Understanding all the small print about bank services can be quite a challenge in any language, so below we’ve listed answers to some Frequently Asked Questions below:
Who is eligible to open a bank account in France?
The main conditions to open a current account are that you must be at least 18 years old*, possess a valid passport or ID card, and show proof of a fixed home address (in France or abroad).
All banking establishments are obliged to check with the Banque de France (the banking authority in France) that the person requesting the account has no banking misdemeanors (fraud, bouncing checks, etc) against their name.
*There are savings account options from 12 years old and SOME banks may allow a 16-year old to open a current account under certain conditions.
What amount of money do I need to have a French account?
Usually, you can open an account without depositing any money, but you would be expected to deposit funds quickly after opening in order to pay the set-up and monthly banking charges.
What documentation would I need to open an account?
This differs according to your nationality and situation.
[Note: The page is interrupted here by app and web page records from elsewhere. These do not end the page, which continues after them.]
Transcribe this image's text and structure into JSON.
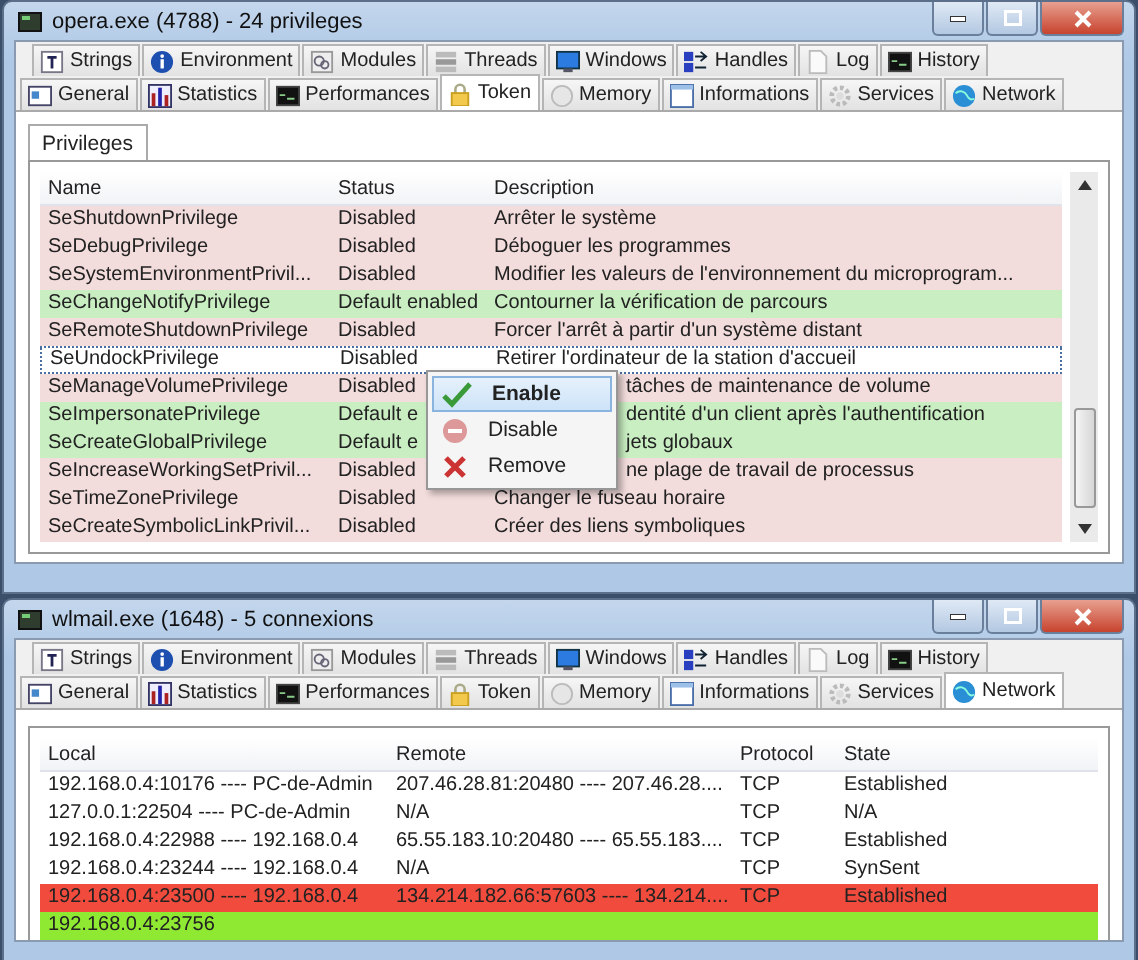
{
  "windows": [
    {
      "title": "opera.exe (4788) - 24 privileges",
      "tab_rows": [
        [
          {
            "label": "Strings",
            "kind": "text",
            "selected": false
          },
          {
            "label": "Environment",
            "kind": "info",
            "selected": false
          },
          {
            "label": "Modules",
            "kind": "modules",
            "selected": false
          },
          {
            "label": "Threads",
            "kind": "threads",
            "selected": false
          },
          {
            "label": "Windows",
            "kind": "monitor",
            "selected": false
          },
          {
            "label": "Handles",
            "kind": "handles",
            "selected": false
          },
          {
            "label": "Log",
            "kind": "page",
            "selected": false
          },
          {
            "label": "History",
            "kind": "terminal",
            "selected": false
          }
        ],
        [
          {
            "label": "General",
            "kind": "card",
            "selected": false
          },
          {
            "label": "Statistics",
            "kind": "bars",
            "selected": false
          },
          {
            "label": "Performances",
            "kind": "terminal",
            "selected": false
          },
          {
            "label": "Token",
            "kind": "lock",
            "selected": true
          },
          {
            "label": "Memory",
            "kind": "memory",
            "selected": false
          },
          {
            "label": "Informations",
            "kind": "window",
            "selected": false
          },
          {
            "label": "Services",
            "kind": "gear",
            "selected": false
          },
          {
            "label": "Network",
            "kind": "globe",
            "selected": false
          }
        ]
      ],
      "subtabs": [
        {
          "label": "Privileges",
          "selected": true
        }
      ],
      "table": {
        "columns": [
          "Name",
          "Status",
          "Description"
        ],
        "rows": [
          {
            "cells": [
              "SeShutdownPrivilege",
              "Disabled",
              "Arrêter le système"
            ],
            "color": "#f3dcdc",
            "selected": false
          },
          {
            "cells": [
              "SeDebugPrivilege",
              "Disabled",
              "Déboguer les programmes"
            ],
            "color": "#f3dcdc",
            "selected": false
          },
          {
            "cells": [
              "SeSystemEnvironmentPrivil...",
              "Disabled",
              "Modifier les valeurs de l'environnement du microprogram..."
            ],
            "color": "#f3dcdc",
            "selected": false
          },
          {
            "cells": [
              "SeChangeNotifyPrivilege",
              "Default enabled",
              "Contourner la vérification de parcours"
            ],
            "color": "#c9eec2",
            "selected": false
          },
          {
            "cells": [
              "SeRemoteShutdownPrivilege",
              "Disabled",
              "Forcer l'arrêt à partir d'un système distant"
            ],
            "color": "#f3dcdc",
            "selected": false
          },
          {
            "cells": [
              "SeUndockPrivilege",
              "Disabled",
              "Retirer l'ordinateur de la station d'accueil"
            ],
            "color": "#ffffff",
            "selected": true
          },
          {
            "cells": [
              "SeManageVolumePrivilege",
              "Disabled",
              "tâches de maintenance de volume"
            ],
            "color": "#f3dcdc",
            "selected": false
          },
          {
            "cells": [
              "SeImpersonatePrivilege",
              "Default e",
              "dentité d'un client après l'authentification"
            ],
            "color": "#c9eec2",
            "selected": false
          },
          {
            "cells": [
              "SeCreateGlobalPrivilege",
              "Default e",
              "jets globaux"
            ],
            "color": "#c9eec2",
            "selected": false
          },
          {
            "cells": [
              "SeIncreaseWorkingSetPrivil...",
              "Disabled",
              "ne plage de travail de processus"
            ],
            "color": "#f3dcdc",
            "selected": false
          },
          {
            "cells": [
              "SeTimeZonePrivilege",
              "Disabled",
              "Changer le fuseau horaire"
            ],
            "color": "#f3dcdc",
            "selected": false
          },
          {
            "cells": [
              "SeCreateSymbolicLinkPrivil...",
              "Disabled",
              "Créer des liens symboliques"
            ],
            "color": "#f3dcdc",
            "selected": false
          }
        ]
      },
      "context_menu": [
        {
          "label": "Enable",
          "kind": "check",
          "selected": true
        },
        {
          "label": "Disable",
          "kind": "minus",
          "selected": false
        },
        {
          "label": "Remove",
          "kind": "cross",
          "selected": false
        }
      ]
    },
    {
      "title": "wlmail.exe (1648) - 5 connexions",
      "tab_rows": [
        [
          {
            "label": "Strings",
            "kind": "text",
            "selected": false
          },
          {
            "label": "Environment",
            "kind": "info",
            "selected": false
          },
          {
            "label": "Modules",
            "kind": "modules",
            "selected": false
          },
          {
            "label": "Threads",
            "kind": "threads",
            "selected": false
          },
          {
            "label": "Windows",
            "kind": "monitor",
            "selected": false
          },
          {
            "label": "Handles",
            "kind": "handles",
            "selected": false
          },
          {
            "label": "Log",
            "kind": "page",
            "selected": false
          },
          {
            "label": "History",
            "kind": "terminal",
            "selected": false
          }
        ],
        [
          {
            "label": "General",
            "kind": "card",
            "selected": false
          },
          {
            "label": "Statistics",
            "kind": "bars",
            "selected": false
          },
          {
            "label": "Performances",
            "kind": "terminal",
            "selected": false
          },
          {
            "label": "Token",
            "kind": "lock",
            "selected": false
          },
          {
            "label": "Memory",
            "kind": "memory",
            "selected": false
          },
          {
            "label": "Informations",
            "kind": "window",
            "selected": false
          },
          {
            "label": "Services",
            "kind": "gear",
            "selected": false
          },
          {
            "label": "Network",
            "kind": "globe",
            "selected": true
          }
        ]
      ],
      "table": {
        "columns": [
          "Local",
          "Remote",
          "Protocol",
          "State"
        ],
        "rows": [
          {
            "cells": [
              "192.168.0.4:10176 ---- PC-de-Admin",
              "207.46.28.81:20480 ---- 207.46.28....",
              "TCP",
              "Established"
            ],
            "color": "#ffffff"
          },
          {
            "cells": [
              "127.0.0.1:22504 ---- PC-de-Admin",
              "N/A",
              "TCP",
              "N/A"
            ],
            "color": "#ffffff"
          },
          {
            "cells": [
              "192.168.0.4:22988 ---- 192.168.0.4",
              "65.55.183.10:20480 ---- 65.55.183....",
              "TCP",
              "Established"
            ],
            "color": "#ffffff"
          },
          {
            "cells": [
              "192.168.0.4:23244 ---- 192.168.0.4",
              "N/A",
              "TCP",
              "SynSent"
            ],
            "color": "#ffffff"
          },
          {
            "cells": [
              "192.168.0.4:23500 ---- 192.168.0.4",
              "134.214.182.66:57603 ---- 134.214....",
              "TCP",
              "Established"
            ],
            "color": "#f04b3c"
          },
          {
            "cells": [
              "192.168.0.4:23756"
            ],
            "color": "#8fe832"
          }
        ]
      }
    }
  ]
}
You’ll always need: your passport, proof of address (a utility bill under three months old with your fixed address or an ‘attestation d’hébergement’ from the person who’s lodging you), your most recent tax statement, and your Social Security number (US citizens).
You’ll sometimes need: birth certificates, proof that you have revenue or savings (bank statements from other accounts, funds/stocks/shares statements), payslips.
It’s always best to check what you need with the bank before you attend your account opening meeting. Note that, apart from online accounts, you will always need to open your account in person.
If I don’t have a recent utility bill or proof of address in France what can I do?
In most cases, you will not be able to open a French bank account. Some banks will allow you to set up a provisional account if you show them your move is imminent, and then they’ll complete the procedure once you have a French address.
Which French banks offer better services for citizens outside of the EU?
We have found Crédit Agricole, and their partly-anglophone online service, to be very accommodating for our foreign clients, so we generally go to them first.
Which French banks offer the best service for UK citizens?
Again, Crédit Agricole are our go-to bank. However, other banks may be just as good, depending on your location. As with anything in France, service tends to depend on each bank, each branch, and each employee.
Which banks offer online banking for international transfers?
HSBC France – they also have an English speaking helpline.
What kind of bank accounts are available?
- Current account – on which you can choose to have various types of card, a check book, ability to set up direct debits and standing orders, make online transfers, etc. Note that you pay per ‘feature’ for your current account in France (eg cards, check books, direct debits etc)
- Savings account for those with low revenue LEP (Livret d’Epargne Populaire) – max deposit 7700€ (higher interest rate than other accounts) – tax-free interest
- Savings account LDD (Livret de Développement Durable) – max deposit 12000€
- Livret A – max deposit 22,950€ – tax-free interest
- Livret Jeune (12-25 years old) – max deposit 1600€ – tax-free interest
- Assurance Vie – not life insurance, but a savings account where you can nominate inheritors to receive this money tax-free upon your death (ie free of death duties/estate tax)
There are also accounts to help you fund a property purchase, eg PEL (Plan Épargne Logement) or CEL (Compte Épargne Logement).
Note: individuals are only allowed one of each of the above.
What is the difference between a Carte Bleue and a Visa card?
Carte Bleue is a national (within France) means of payment (CB logo on card) and a Visa, or Mastercard is an international payment network. You can choose your card at the bank when you open a current account. At the time of each payment request, a balance check is made to verify that the account is sufficiently funded to cover the transaction.
Note: French banks do not issue credit cards (with revolving credit), only debit cards. You may request that the card payments be debited from your current account at the end of the month, rather than on the day of the transaction, but you will not be able to maintain a credit balance from one month to the next.
If you have any further questions, don’t hesitate to leave a comment below or to contact us directly, we’re here to help!
Nicole is a bilingual Brit from Cambridge who has been living in the Languedoc since 2002 and is one of the first Renestance's Consultants. She knows how to get things done and can find the key contacts, having worked in real estate, managed two businesses of her own, and started a large social group for English-speakers in the area.
All articles by: Nicole Hammond